▶ Exercise requirements
Exactly what is written in the records below should be returned, minus the images.
[Provided entries — start]
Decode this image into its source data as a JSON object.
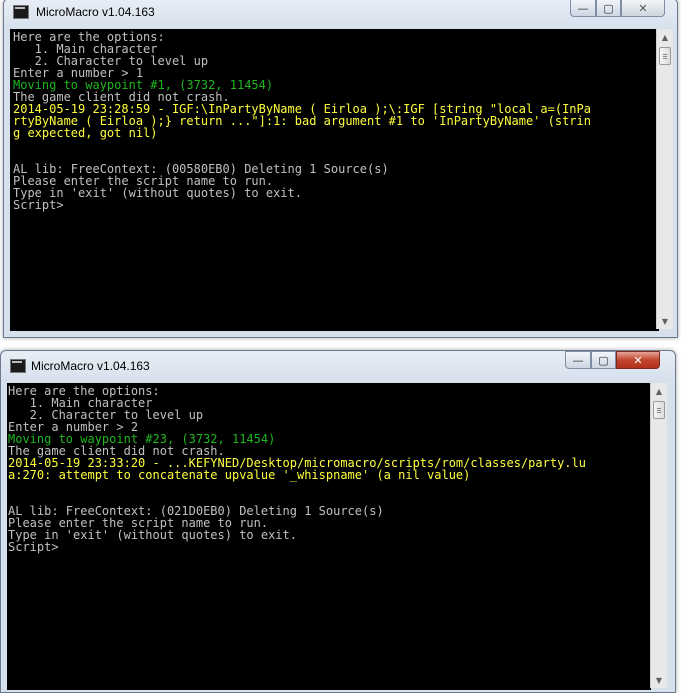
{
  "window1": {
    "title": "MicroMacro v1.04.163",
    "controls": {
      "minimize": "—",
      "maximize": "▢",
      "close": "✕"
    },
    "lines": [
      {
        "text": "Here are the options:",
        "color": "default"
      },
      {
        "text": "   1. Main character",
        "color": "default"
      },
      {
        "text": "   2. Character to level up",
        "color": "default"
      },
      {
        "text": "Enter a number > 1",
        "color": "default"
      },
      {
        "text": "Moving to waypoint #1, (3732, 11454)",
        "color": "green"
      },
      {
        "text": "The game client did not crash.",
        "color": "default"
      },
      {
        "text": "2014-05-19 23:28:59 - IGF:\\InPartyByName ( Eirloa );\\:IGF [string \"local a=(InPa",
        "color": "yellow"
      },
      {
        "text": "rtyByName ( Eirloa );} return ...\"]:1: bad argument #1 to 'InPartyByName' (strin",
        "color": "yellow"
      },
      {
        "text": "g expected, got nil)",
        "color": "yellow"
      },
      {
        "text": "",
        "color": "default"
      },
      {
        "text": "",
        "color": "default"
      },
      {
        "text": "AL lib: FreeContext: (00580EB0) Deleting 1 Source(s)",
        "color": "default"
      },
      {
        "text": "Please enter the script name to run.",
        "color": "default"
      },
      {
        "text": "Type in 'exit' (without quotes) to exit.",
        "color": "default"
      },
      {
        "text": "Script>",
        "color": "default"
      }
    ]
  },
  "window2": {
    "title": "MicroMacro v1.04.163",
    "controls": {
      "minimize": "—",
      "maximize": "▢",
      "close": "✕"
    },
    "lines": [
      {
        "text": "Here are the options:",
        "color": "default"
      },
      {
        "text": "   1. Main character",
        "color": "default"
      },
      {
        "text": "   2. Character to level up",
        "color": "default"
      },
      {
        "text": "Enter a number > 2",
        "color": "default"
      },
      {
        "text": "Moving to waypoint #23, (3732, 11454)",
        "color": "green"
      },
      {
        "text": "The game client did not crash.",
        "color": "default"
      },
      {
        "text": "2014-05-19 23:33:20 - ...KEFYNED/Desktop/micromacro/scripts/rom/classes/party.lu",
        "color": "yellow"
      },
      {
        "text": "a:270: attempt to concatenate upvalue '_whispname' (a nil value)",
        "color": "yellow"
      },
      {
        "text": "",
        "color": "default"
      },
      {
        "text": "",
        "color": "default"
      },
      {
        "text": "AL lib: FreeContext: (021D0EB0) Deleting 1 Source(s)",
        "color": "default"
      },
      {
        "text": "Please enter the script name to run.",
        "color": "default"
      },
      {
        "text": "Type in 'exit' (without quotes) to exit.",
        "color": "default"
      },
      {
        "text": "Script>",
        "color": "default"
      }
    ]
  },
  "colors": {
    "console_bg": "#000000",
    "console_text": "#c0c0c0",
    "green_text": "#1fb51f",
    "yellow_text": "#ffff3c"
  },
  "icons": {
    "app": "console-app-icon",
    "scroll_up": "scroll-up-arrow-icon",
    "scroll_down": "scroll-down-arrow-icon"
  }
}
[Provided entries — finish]
▶ Result below
Decode this image into its source data as a JSON object.
{
  "window1": {
    "title": "MicroMacro v1.04.163",
    "controls": {
      "minimize": "—",
      "maximize": "▢",
      "close": "✕"
    },
    "lines": [
      {
        "text": "Here are the options:",
        "color": "default"
      },
      {
        "text": "   1. Main character",
        "color": "default"
      },
      {
        "text": "   2. Character to level up",
        "color": "default"
      },
      {
        "text": "Enter a number > 1",
        "color": "default"
      },
      {
        "text": "Moving to waypoint #1, (3732, 11454)",
        "color": "green"
      },
      {
        "text": "The game client did not crash.",
        "color": "default"
      },
      {
        "text": "2014-05-19 23:28:59 - IGF:\\InPartyByName ( Eirloa );\\:IGF [string \"local a=(InPa",
        "color": "yellow"
      },
      {
        "text": "rtyByName ( Eirloa );} return ...\"]:1: bad argument #1 to 'InPartyByName' (strin",
        "color": "yellow"
      },
      {
        "text": "g expected, got nil)",
        "color": "yellow"
      },
      {
        "text": "",
        "color": "default"
      },
      {
        "text": "",
        "color": "default"
      },
      {
        "text": "AL lib: FreeContext: (00580EB0) Deleting 1 Source(s)",
        "color": "default"
      },
      {
        "text": "Please enter the script name to run.",
        "color": "default"
      },
      {
        "text": "Type in 'exit' (without quotes) to exit.",
        "color": "default"
      },
      {
        "text": "Script>",
        "color": "default"
      }
    ]
  },
  "window2": {
    "title": "MicroMacro v1.04.163",
    "controls": {
      "minimize": "—",
      "maximize": "▢",
      "close": "✕"
    },
    "lines": [
      {
        "text": "Here are the options:",
        "color": "default"
      },
      {
        "text": "   1. Main character",
        "color": "default"
      },
      {
        "text": "   2. Character to level up",
        "color": "default"
      },
      {
        "text": "Enter a number > 2",
        "color": "default"
      },
      {
        "text": "Moving to waypoint #23, (3732, 11454)",
        "color": "green"
      },
      {
        "text": "The game client did not crash.",
        "color": "default"
      },
      {
        "text": "2014-05-19 23:33:20 - ...KEFYNED/Desktop/micromacro/scripts/rom/classes/party.lu",
        "color": "yellow"
      },
      {
        "text": "a:270: attempt to concatenate upvalue '_whispname' (a nil value)",
        "color": "yellow"
      },
      {
        "text": "",
        "color": "default"
      },
      {
        "text": "",
        "color": "default"
      },
      {
        "text": "AL lib: FreeContext: (021D0EB0) Deleting 1 Source(s)",
        "color": "default"
      },
      {
        "text": "Please enter the script name to run.",
        "color": "default"
      },
      {
        "text": "Type in 'exit' (without quotes) to exit.",
        "color": "default"
      },
      {
        "text": "Script>",
        "color": "default"
      }
    ]
  },
  "colors": {
    "console_bg": "#000000",
    "console_text": "#c0c0c0",
    "green_text": "#1fb51f",
    "yellow_text": "#ffff3c"
  },
  "icons": {
    "app": "console-app-icon",
    "scroll_up": "scroll-up-arrow-icon",
    "scroll_down": "scroll-down-arrow-icon"
  }
}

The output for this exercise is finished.